<<<<

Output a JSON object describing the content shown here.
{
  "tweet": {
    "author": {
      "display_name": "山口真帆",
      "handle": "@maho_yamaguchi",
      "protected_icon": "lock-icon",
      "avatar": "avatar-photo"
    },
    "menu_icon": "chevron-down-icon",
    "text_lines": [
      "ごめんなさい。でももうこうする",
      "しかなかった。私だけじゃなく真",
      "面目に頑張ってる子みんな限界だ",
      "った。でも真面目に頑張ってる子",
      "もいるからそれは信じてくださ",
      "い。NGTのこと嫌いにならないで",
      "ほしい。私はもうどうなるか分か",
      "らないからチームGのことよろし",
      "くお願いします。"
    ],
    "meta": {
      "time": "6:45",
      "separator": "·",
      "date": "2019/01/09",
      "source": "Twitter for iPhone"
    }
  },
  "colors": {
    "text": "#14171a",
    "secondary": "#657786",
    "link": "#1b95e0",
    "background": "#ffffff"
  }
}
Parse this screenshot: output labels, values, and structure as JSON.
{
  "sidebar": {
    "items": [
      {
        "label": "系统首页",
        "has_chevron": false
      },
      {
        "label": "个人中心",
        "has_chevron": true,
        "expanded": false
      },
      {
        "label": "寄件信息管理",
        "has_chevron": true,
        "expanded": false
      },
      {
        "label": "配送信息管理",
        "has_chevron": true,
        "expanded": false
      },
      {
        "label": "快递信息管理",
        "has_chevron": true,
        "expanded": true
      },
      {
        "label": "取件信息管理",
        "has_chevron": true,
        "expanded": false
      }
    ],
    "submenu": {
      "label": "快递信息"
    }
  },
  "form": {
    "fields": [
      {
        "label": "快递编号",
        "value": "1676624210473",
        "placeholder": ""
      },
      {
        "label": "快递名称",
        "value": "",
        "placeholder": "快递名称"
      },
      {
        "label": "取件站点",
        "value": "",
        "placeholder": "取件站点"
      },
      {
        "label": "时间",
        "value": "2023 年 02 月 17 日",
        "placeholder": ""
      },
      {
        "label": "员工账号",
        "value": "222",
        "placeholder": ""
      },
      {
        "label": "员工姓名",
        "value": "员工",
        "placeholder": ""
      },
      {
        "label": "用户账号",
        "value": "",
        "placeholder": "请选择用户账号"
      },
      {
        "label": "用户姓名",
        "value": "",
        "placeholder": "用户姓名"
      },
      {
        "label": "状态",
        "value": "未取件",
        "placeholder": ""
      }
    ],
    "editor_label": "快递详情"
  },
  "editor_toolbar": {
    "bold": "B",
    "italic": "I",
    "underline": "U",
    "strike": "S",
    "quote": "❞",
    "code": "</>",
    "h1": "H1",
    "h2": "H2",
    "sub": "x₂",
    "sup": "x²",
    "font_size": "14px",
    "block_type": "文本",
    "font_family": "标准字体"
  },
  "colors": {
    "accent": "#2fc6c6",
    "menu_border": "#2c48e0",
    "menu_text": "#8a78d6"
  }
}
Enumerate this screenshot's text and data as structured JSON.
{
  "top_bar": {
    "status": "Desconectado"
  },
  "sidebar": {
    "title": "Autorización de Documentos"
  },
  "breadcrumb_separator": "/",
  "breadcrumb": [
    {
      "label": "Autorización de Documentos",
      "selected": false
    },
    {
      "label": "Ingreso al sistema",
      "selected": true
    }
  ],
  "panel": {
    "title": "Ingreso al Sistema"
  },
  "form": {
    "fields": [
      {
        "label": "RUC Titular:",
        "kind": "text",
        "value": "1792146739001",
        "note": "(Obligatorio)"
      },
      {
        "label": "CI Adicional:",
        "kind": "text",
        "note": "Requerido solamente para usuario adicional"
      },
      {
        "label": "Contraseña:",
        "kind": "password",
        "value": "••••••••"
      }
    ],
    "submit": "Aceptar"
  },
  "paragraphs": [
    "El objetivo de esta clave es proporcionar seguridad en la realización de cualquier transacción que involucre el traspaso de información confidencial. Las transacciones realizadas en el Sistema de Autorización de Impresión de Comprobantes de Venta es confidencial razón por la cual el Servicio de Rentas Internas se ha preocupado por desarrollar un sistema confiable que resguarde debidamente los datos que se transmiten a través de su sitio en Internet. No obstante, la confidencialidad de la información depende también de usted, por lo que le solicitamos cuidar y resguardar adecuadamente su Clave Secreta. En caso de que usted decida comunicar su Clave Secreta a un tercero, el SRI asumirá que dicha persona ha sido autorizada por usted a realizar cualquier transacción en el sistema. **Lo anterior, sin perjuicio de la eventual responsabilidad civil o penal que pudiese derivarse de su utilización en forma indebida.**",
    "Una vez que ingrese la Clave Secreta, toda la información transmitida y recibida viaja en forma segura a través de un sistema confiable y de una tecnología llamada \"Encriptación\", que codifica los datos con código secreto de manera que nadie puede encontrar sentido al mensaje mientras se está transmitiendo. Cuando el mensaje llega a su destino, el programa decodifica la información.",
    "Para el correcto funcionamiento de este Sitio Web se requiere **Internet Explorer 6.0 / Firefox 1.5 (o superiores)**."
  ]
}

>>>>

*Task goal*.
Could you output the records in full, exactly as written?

*Answer to this task*.
Output a JSON object describing the content shown here.
{
  "tweet": {
    "author": {
      "display_name": "山口真帆",
      "handle": "@maho_yamaguchi",
      "protected_icon": "lock-icon",
      "avatar": "avatar-photo"
    },
    "menu_icon": "chevron-down-icon",
    "text_lines": [
      "ごめんなさい。でももうこうする",
      "しかなかった。私だけじゃなく真",
      "面目に頑張ってる子みんな限界だ",
      "った。でも真面目に頑張ってる子",
      "もいるからそれは信じてくださ",
      "い。NGTのこと嫌いにならないで",
      "ほしい。私はもうどうなるか分か",
      "らないからチームGのことよろし",
      "くお願いします。"
    ],
    "meta": {
      "time": "6:45",
      "separator": "·",
      "date": "2019/01/09",
      "source": "Twitter for iPhone"
    }
  },
  "colors": {
    "text": "#14171a",
    "secondary": "#657786",
    "link": "#1b95e0",
    "background": "#ffffff"
  }
}
Parse this screenshot: output labels, values, and structure as JSON.
{
  "sidebar": {
    "items": [
      {
        "label": "系统首页",
        "has_chevron": false
      },
      {
        "label": "个人中心",
        "has_chevron": true,
        "expanded": false
      },
      {
        "label": "寄件信息管理",
        "has_chevron": true,
        "expanded": false
      },
      {
        "label": "配送信息管理",
        "has_chevron": true,
        "expanded": false
      },
      {
        "label": "快递信息管理",
        "has_chevron": true,
        "expanded": true
      },
      {
        "label": "取件信息管理",
        "has_chevron": true,
        "expanded": false
      }
    ],
    "submenu": {
      "label": "快递信息"
    }
  },
  "form": {
    "fields": [
      {
        "label": "快递编号",
        "value": "1676624210473",
        "placeholder": ""
      },
      {
        "label": "快递名称",
        "value": "",
        "placeholder": "快递名称"
      },
      {
        "label": "取件站点",
        "value": "",
        "placeholder": "取件站点"
      },
      {
        "label": "时间",
        "value": "2023 年 02 月 17 日",
        "placeholder": ""
      },
      {
        "label": "员工账号",
        "value": "222",
        "placeholder": ""
      },
      {
        "label": "员工姓名",
        "value": "员工",
        "placeholder": ""
      },
      {
        "label": "用户账号",
        "value": "",
        "placeholder": "请选择用户账号"
      },
      {
        "label": "用户姓名",
        "value": "",
        "placeholder": "用户姓名"
      },
      {
        "label": "状态",
        "value": "未取件",
        "placeholder": ""
      }
    ],
    "editor_label": "快递详情"
  },
  "editor_toolbar": {
    "bold": "B",
    "italic": "I",
    "underline": "U",
    "strike": "S",
    "quote": "❞",
    "code": "</>",
    "h1": "H1",
    "h2": "H2",
    "sub": "x₂",
    "sup": "x²",
    "font_size": "14px",
    "block_type": "文本",
    "font_family": "标准字体"
  },
  "colors": {
    "accent": "#2fc6c6",
    "menu_border": "#2c48e0",
    "menu_text": "#8a78d6"
  }
}
Enumerate this screenshot's text and data as structured JSON.
{
  "top_bar": {
    "status": "Desconectado"
  },
  "sidebar": {
    "title": "Autorización de Documentos"
  },
  "breadcrumb_separator": "/",
  "breadcrumb": [
    {
      "label": "Autorización de Documentos",
      "selected": false
    },
    {
      "label": "Ingreso al sistema",
      "selected": true
    }
  ],
  "panel": {
    "title": "Ingreso al Sistema"
  },
  "form": {
    "fields": [
      {
        "label": "RUC Titular:",
        "kind": "text",
        "value": "1792146739001",
        "note": "(Obligatorio)"
      },
      {
        "label": "CI Adicional:",
        "kind": "text",
        "note": "Requerido solamente para usuario adicional"
      },
      {
        "label": "Contraseña:",
        "kind": "password",
        "value": "••••••••"
      }
    ],
    "submit": "Aceptar"
  },
  "paragraphs": [
    "El objetivo de esta clave es proporcionar seguridad en la realización de cualquier transacción que involucre el traspaso de información confidencial. Las transacciones realizadas en el Sistema de Autorización de Impresión de Comprobantes de Venta es confidencial razón por la cual el Servicio de Rentas Internas se ha preocupado por desarrollar un sistema confiable que resguarde debidamente los datos que se transmiten a través de su sitio en Internet. No obstante, la confidencialidad de la información depende también de usted, por lo que le solicitamos cuidar y resguardar adecuadamente su Clave Secreta. En caso de que usted decida comunicar su Clave Secreta a un tercero, el SRI asumirá que dicha persona ha sido autorizada por usted a realizar cualquier transacción en el sistema. **Lo anterior, sin perjuicio de la eventual responsabilidad civil o penal que pudiese derivarse de su utilización en forma indebida.**",
    "Una vez que ingrese la Clave Secreta, toda la información transmitida y recibida viaja en forma segura a través de un sistema confiable y de una tecnología llamada \"Encriptación\", que codifica los datos con código secreto de manera que nadie puede encontrar sentido al mensaje mientras se está transmitiendo. Cuando el mensaje llega a su destino, el programa decodifica la información.",
    "Para el correcto funcionamiento de este Sitio Web se requiere **Internet Explorer 6.0 / Firefox 1.5 (o superiores)**."
  ]
}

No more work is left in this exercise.